[The input Boundary: Start]

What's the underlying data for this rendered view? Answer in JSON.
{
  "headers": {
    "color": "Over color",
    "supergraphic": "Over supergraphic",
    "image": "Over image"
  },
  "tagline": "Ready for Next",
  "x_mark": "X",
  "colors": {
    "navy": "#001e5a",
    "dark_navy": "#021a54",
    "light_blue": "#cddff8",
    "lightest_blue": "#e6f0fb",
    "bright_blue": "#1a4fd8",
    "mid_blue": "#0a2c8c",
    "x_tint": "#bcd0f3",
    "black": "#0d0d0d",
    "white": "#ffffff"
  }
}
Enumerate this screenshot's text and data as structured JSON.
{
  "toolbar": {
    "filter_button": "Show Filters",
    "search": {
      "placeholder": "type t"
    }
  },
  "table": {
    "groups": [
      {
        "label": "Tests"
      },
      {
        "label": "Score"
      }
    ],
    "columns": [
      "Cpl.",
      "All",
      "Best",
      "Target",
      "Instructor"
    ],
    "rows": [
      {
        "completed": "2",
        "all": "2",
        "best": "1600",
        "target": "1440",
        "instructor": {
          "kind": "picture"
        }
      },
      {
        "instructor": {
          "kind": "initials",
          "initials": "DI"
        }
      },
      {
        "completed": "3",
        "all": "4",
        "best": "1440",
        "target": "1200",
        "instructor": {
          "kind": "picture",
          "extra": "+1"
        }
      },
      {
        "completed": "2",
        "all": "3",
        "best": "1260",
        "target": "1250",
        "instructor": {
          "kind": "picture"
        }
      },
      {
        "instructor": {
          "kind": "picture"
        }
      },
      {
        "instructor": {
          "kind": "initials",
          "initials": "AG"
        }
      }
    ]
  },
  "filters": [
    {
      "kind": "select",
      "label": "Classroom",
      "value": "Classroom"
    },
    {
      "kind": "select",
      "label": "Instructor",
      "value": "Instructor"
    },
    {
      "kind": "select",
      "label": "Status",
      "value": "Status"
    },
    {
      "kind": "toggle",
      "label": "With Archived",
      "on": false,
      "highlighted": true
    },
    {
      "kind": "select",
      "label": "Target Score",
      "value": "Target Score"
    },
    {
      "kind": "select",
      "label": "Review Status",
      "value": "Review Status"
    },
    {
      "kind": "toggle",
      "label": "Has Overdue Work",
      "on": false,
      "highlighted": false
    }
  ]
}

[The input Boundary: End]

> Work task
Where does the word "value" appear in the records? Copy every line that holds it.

> Task result
      "value": "Classroom"
      "value": "Instructor"
      "value": "Status"
      "value": "Target Score"
      "value": "Review Status"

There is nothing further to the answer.